* [The problem] Would you set down all of the entries below exactly as they stand?

* [Data]
=-=-=

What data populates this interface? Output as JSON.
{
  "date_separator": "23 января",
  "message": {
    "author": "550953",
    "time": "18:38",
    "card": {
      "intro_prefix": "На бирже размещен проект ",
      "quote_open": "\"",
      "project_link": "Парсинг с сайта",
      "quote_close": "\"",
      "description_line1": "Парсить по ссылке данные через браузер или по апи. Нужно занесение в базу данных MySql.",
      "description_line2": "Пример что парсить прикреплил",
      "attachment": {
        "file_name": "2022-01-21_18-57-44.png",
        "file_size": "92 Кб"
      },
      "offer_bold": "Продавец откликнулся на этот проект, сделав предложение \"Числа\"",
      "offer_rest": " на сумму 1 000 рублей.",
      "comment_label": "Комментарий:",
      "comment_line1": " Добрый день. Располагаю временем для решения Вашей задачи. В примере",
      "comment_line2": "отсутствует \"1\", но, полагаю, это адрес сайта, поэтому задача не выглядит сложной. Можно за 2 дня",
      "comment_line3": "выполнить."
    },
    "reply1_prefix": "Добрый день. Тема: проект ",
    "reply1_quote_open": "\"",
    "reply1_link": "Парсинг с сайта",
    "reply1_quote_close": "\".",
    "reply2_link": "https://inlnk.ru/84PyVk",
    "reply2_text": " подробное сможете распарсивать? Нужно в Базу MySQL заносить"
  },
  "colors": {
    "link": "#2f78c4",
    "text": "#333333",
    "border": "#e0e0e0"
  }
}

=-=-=

* [Worked solution]
What data populates this interface? Output as JSON.
{
  "date_separator": "23 января",
  "message": {
    "author": "550953",
    "time": "18:38",
    "card": {
      "intro_prefix": "На бирже размещен проект ",
      "quote_open": "\"",
      "project_link": "Парсинг с сайта",
      "quote_close": "\"",
      "description_line1": "Парсить по ссылке данные через браузер или по апи. Нужно занесение в базу данных MySql.",
      "description_line2": "Пример что парсить прикреплил",
      "attachment": {
        "file_name": "2022-01-21_18-57-44.png",
        "file_size": "92 Кб"
      },
      "offer_bold": "Продавец откликнулся на этот проект, сделав предложение \"Числа\"",
      "offer_rest": " на сумму 1 000 рублей.",
      "comment_label": "Комментарий:",
      "comment_line1": " Добрый день. Располагаю временем для решения Вашей задачи. В примере",
      "comment_line2": "отсутствует \"1\", но, полагаю, это адрес сайта, поэтому задача не выглядит сложной. Можно за 2 дня",
      "comment_line3": "выполнить."
    },
    "reply1_prefix": "Добрый день. Тема: проект ",
    "reply1_quote_open": "\"",
    "reply1_link": "Парсинг с сайта",
    "reply1_quote_close": "\".",
    "reply2_link": "https://inlnk.ru/84PyVk",
    "reply2_text": " подробное сможете распарсивать? Нужно в Базу MySQL заносить"
  },
  "colors": {
    "link": "#2f78c4",
    "text": "#333333",
    "border": "#e0e0e0"
  }
}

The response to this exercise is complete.